Records provided:
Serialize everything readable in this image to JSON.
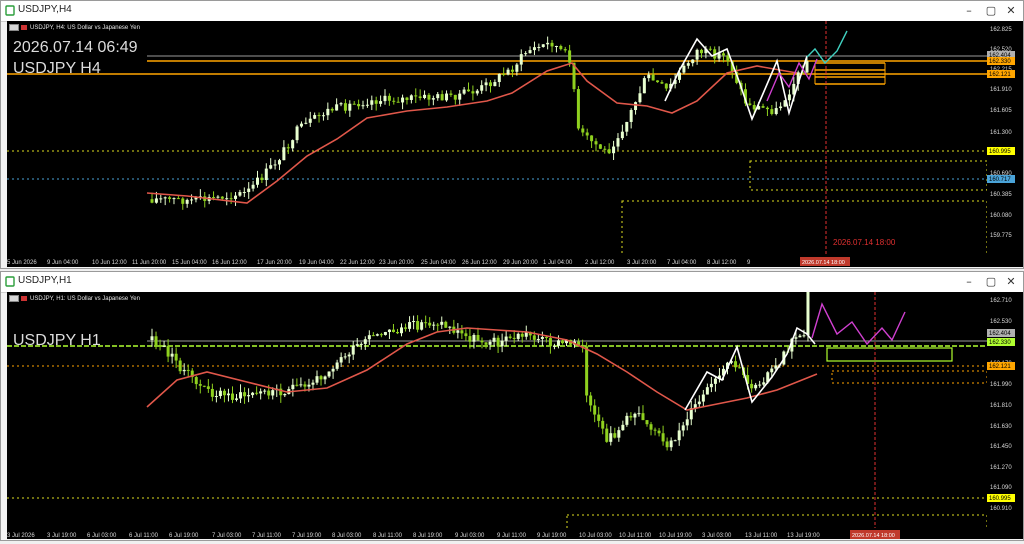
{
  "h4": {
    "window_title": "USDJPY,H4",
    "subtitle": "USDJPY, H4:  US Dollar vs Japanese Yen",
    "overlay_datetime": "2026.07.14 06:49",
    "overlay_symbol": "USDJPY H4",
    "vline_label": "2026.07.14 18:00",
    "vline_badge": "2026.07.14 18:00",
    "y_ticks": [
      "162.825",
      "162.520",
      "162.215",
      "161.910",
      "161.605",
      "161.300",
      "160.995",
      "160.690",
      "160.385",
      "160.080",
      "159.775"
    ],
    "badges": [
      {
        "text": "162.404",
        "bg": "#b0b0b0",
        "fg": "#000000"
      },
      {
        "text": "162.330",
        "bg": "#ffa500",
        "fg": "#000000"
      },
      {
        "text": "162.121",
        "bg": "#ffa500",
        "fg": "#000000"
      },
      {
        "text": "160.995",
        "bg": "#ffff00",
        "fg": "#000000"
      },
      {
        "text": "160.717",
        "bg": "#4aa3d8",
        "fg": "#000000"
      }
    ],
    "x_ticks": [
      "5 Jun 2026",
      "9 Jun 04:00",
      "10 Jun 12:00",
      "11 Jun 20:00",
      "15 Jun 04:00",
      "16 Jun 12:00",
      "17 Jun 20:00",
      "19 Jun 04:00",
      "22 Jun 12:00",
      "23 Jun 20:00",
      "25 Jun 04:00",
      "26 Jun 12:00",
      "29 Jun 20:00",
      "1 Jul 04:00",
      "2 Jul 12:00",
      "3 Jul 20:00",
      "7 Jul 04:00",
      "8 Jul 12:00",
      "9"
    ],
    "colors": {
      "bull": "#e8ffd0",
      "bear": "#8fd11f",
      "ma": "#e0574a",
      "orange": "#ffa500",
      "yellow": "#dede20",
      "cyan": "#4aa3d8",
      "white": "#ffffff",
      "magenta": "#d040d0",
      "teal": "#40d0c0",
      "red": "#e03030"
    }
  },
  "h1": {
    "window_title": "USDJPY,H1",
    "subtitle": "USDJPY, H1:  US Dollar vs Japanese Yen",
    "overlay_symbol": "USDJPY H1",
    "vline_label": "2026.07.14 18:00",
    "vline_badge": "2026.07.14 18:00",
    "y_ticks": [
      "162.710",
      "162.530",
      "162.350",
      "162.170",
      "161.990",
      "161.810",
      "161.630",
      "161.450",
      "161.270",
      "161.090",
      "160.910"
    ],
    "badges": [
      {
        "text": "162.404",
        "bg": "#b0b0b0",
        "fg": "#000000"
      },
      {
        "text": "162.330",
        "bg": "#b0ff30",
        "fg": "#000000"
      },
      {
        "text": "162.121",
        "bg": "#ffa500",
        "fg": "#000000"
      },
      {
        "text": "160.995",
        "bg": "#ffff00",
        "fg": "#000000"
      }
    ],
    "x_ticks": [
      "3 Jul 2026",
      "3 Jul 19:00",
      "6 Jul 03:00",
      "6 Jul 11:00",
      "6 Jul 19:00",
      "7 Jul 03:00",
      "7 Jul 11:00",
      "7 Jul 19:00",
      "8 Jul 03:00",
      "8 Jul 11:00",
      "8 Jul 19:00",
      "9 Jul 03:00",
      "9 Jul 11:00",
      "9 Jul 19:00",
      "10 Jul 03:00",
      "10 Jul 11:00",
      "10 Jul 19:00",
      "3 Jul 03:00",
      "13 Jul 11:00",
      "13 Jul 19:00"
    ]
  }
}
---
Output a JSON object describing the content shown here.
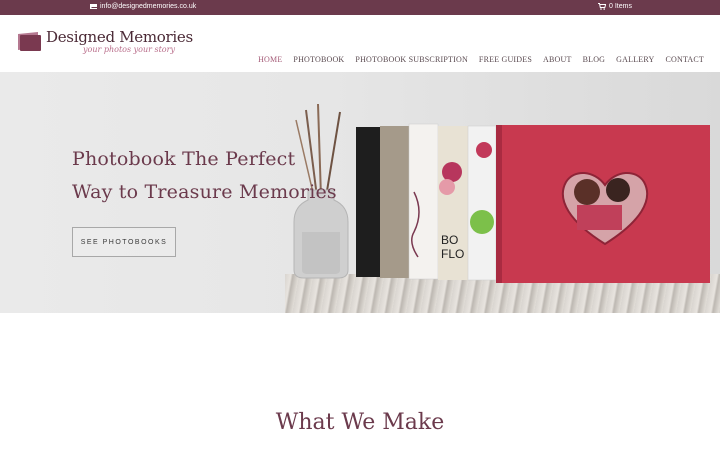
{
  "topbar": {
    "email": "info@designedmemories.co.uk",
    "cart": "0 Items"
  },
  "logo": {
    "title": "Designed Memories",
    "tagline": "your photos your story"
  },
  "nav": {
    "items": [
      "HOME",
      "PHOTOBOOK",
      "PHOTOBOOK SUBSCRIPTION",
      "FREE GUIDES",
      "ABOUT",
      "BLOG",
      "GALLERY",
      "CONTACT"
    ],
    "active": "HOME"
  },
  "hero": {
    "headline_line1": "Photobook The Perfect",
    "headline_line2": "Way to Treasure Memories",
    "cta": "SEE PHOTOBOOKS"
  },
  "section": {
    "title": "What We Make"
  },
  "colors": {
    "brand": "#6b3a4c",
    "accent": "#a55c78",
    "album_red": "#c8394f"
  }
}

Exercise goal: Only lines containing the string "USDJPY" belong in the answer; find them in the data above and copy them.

Written solution:
    "window_title": "USDJPY,H4",
    "subtitle": "USDJPY, H4:  US Dollar vs Japanese Yen",
    "overlay_symbol": "USDJPY H4",
    "window_title": "USDJPY,H1",
    "subtitle": "USDJPY, H1:  US Dollar vs Japanese Yen",
    "overlay_symbol": "USDJPY H1",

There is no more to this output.